Aphid attack

High populations of aphids are infesting gardens and yards this season.

FAIRBANKS — It’s a buggy, buggy summer. Leaves on birch and willow trees have turned brown with leafminers. Lawns are loaded with leafhoppers. But it’s the aphid that gets my vote as the most troublesome garden pest of this season.

That sticky substance that rains down on your car is likely aphid honeydew. Aphids have piercing, sucking mouthparts and feed on phloem sap. They do not chew holes in leaves. The sap goes in one end of the aphid and passes out the other. You might notice this shiny honeydew before even seeing aphids on your plants.

Where aphids have taken up residence, you’ll also see their cast skins. As the insect grows bigger, it sheds its exoskeleton. These little white flecks are often easier to see than the live aphids, especially if they’re green. Aphid species have their own characteristic colors, but even a single species can include multiple colors. A colony of green peach aphids might include green, yellow, and pink and gray individuals.

The aphids you see this summer are all females. They give birth to live young that already have baby aphids developing inside them. No wonder populations quickly grow given a new mom is already a grandmother. When it gets too crowded, wingless aphids can produce young capable of flying away from home when they grow up.

Last fall, I set up an aphid breeding room in my house. I brought my lemon verbena into the laundry room and shut the door. As the aphids got thicker and thicker, winged aphids began appearing. Most headed for the window. I also started seeing the golden, hollow mummies of parasitized aphids, and on the ceiling were hundreds of tiny wasps. You can see parasitized aphids in the garden. If you have good eyes, you’ll notice a circular hole through which the parasitic wasp emerged after killing its host.

A lot of insects — including immature lacewings, ladybugs and syrphid flies — eat aphids. If you see a jelly-like blob nestled among your aphids, it’s a syrphid fly larva having lunch. The adult syrphid fly is a bee mimic that you’ll find hovering over flowers. Ladybug larvae also look nothing like their parents. They are voracious aphid feeders, so learn to identify them. The air has been humming with yellow jackets this summer; if you’re not allergic to their sting, you’ll be happy to know that yellow jackets also eat aphids.

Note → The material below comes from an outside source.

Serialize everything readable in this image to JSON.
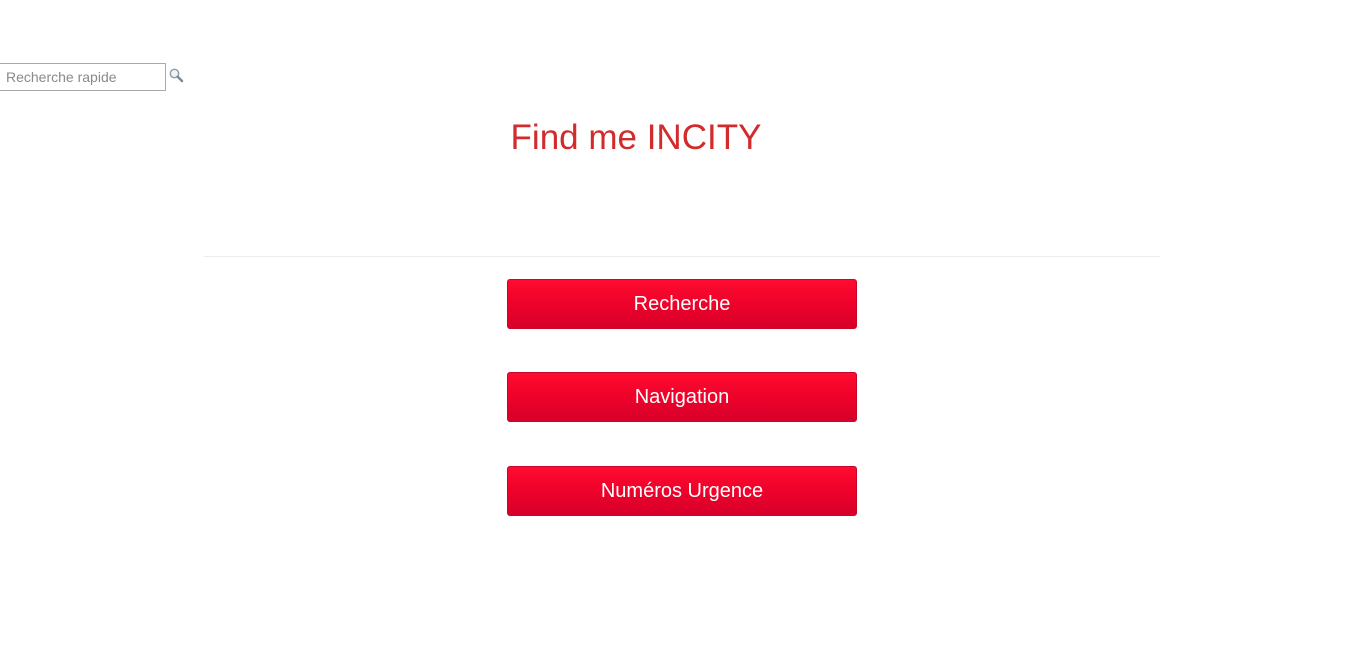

If you have an aphid problem and don’t want to wait for the drama of nature to unfold, there are ways to control them that aren’t too toxic. Because of the way they reproduce and their preference for succulent new growth, aphids can often be found clustered on the tips of stems, where they’re easy to squash if not too numerous. If you’re squeamish about aphid goo, prune off the aphid-harboring part of the shoot. This will bide you some time before populations build up again.

In the greenhouse, tougher control is warranted. Insecticidal soap is one option. Commercial products are available, but you won’t find the word “soap” on the label listed under active ingredients. It will read potassium salts of fatty acids. It’s the soap that acts as the insecticide. In order for the product to work, it must contact the aphid when sprayed. There is no residual effect after it dries.

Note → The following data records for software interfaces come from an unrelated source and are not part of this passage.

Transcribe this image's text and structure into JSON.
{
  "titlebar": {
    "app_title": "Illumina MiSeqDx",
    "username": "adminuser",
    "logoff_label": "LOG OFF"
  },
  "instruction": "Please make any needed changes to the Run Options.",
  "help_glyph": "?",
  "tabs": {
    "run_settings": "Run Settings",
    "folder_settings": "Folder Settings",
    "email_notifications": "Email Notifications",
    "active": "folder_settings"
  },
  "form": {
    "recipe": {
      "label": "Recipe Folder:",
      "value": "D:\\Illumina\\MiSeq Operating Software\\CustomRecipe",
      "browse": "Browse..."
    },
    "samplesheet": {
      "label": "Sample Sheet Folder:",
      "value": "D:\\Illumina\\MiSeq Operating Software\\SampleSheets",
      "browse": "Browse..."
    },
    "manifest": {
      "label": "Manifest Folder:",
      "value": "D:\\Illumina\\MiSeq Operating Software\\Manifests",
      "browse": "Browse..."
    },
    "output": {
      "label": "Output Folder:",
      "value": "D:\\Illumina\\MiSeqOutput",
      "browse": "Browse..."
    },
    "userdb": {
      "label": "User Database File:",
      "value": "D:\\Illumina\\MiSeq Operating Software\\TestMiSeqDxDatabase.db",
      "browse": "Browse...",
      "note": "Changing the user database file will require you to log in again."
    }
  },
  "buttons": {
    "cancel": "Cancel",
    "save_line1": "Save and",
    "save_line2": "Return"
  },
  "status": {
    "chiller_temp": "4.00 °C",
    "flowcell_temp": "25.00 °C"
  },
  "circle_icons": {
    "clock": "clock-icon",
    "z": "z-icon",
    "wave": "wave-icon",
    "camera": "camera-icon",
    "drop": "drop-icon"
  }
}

Products containing neem oil or azadirachtin, one of its derivatives, provide longer-lasting aphid control. Neem oil comes from a tree indigenous to India. Many of the pesticides that include neem as the active ingredient bear a seal of approval from OMRI, the Organic Materials Review Institute.

Even though insecticidal soap and neem products are organic, as with any pesticide you choose to use, the site to which it is applied must be listed on the label. Examples include flowers, vegetables, ornamentals, trees, fruit, greenhouses, indoors, residential areas and landscapes.

Good luck with your aphids. I hope you appreciate how amazing they are now that you’ve learned more about them. There will be aphids in the garden next year, but let’s hope they won’t be so numerous.

Julie Riley is horticulture agent for the Cooperative Extension Service. If you find dandelion aphids massing on the side of your house this fall, please bring live specimens to the Tanana District Office at 1000 University Avenue, UAF University Park.